On the overall Child Well-Being and Empowerment Index (CWEI), Oman scores high with 82.08 among the 94 countries with comparable data on 16 indicators. Countries scoring higher than Oman are industrialised countries, the report noted. On the Learn and Achieve Index, Oman could improve the efficiency of its school system, which will make Oman’s scores higher on both net enrolment and gross enrolment indices. “This means addressing late enrolment, overage and underage students, and repetition,” points out the report.
Oman’s performance is excellent with regard to the Youth Literacy Index and Youth Literacy Gender Index, while it needs to address low pre-primary enrolment and pay special attention to boys’ enrolment. On the Enjoy a Decent Home Index, Oman ranks high on all three component indices — water, sanitation and electricity access. However, many countries, including some with lower income than Oman, have higher indices due to greater scores on the Safe Water Index. Differences between international methods and Oman’s methods for collecting and classifying water and sanitation data could be an issue and needs to be resolved.
At the same time, Oman scores high on the Stay Safe and Protected Index.
Omani society and government have created an environment for the child with the highest levels of protection against adolescent births and substance use: Oman is near the top in terms of being free from drug use.
In terms of the Birth Age Index, Oman scores high with a rank of 40. However, this could improve. On the other hand, poor road safety and high smoking rates hold back Oman’s performance on the SSP Index.
On the Survive and Thrive Index, Oman ranks near the top with a perfect score of 100 on the nourishment (which reflects food security) and DPT Immunisation Indices.

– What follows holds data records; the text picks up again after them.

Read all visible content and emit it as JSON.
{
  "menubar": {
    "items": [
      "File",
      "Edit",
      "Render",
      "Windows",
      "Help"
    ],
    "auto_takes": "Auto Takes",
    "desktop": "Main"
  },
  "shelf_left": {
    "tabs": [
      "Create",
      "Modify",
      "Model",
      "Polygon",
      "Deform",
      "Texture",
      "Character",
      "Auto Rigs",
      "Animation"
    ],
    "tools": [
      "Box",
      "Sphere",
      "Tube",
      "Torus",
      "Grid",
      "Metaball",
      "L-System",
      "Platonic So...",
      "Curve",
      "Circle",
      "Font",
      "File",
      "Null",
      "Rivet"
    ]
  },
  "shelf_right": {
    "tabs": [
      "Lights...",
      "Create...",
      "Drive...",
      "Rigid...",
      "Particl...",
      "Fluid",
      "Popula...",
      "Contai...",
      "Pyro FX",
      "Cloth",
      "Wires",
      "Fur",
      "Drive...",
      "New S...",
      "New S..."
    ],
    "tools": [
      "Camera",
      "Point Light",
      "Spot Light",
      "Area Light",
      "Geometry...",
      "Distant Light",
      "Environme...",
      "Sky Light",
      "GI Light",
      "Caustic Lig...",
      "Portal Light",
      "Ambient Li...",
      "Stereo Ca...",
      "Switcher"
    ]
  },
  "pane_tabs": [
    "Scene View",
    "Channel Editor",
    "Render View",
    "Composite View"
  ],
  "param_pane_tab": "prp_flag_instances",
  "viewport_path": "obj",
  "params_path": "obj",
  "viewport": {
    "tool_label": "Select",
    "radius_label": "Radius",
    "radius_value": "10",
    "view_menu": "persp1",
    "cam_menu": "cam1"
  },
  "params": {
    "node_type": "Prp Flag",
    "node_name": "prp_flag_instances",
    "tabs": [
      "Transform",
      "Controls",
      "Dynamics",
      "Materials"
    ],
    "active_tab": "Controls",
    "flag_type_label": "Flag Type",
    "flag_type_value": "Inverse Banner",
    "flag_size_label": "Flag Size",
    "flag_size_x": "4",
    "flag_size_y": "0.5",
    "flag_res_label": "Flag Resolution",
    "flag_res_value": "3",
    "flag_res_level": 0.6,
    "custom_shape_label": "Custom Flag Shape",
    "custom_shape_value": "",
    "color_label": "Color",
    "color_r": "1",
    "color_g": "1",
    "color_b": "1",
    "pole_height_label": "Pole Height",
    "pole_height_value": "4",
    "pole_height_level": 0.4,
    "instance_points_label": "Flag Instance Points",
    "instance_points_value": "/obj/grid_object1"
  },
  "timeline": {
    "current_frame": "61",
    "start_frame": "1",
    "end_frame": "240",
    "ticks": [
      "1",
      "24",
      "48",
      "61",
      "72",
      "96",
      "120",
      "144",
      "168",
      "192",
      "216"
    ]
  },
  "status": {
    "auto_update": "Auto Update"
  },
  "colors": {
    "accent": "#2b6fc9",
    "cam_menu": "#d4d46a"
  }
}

“Addressing neonatal mortality and fertility will improve Oman’s Survive and Thrive Index to the same level as in industrialised countries,” adds the report.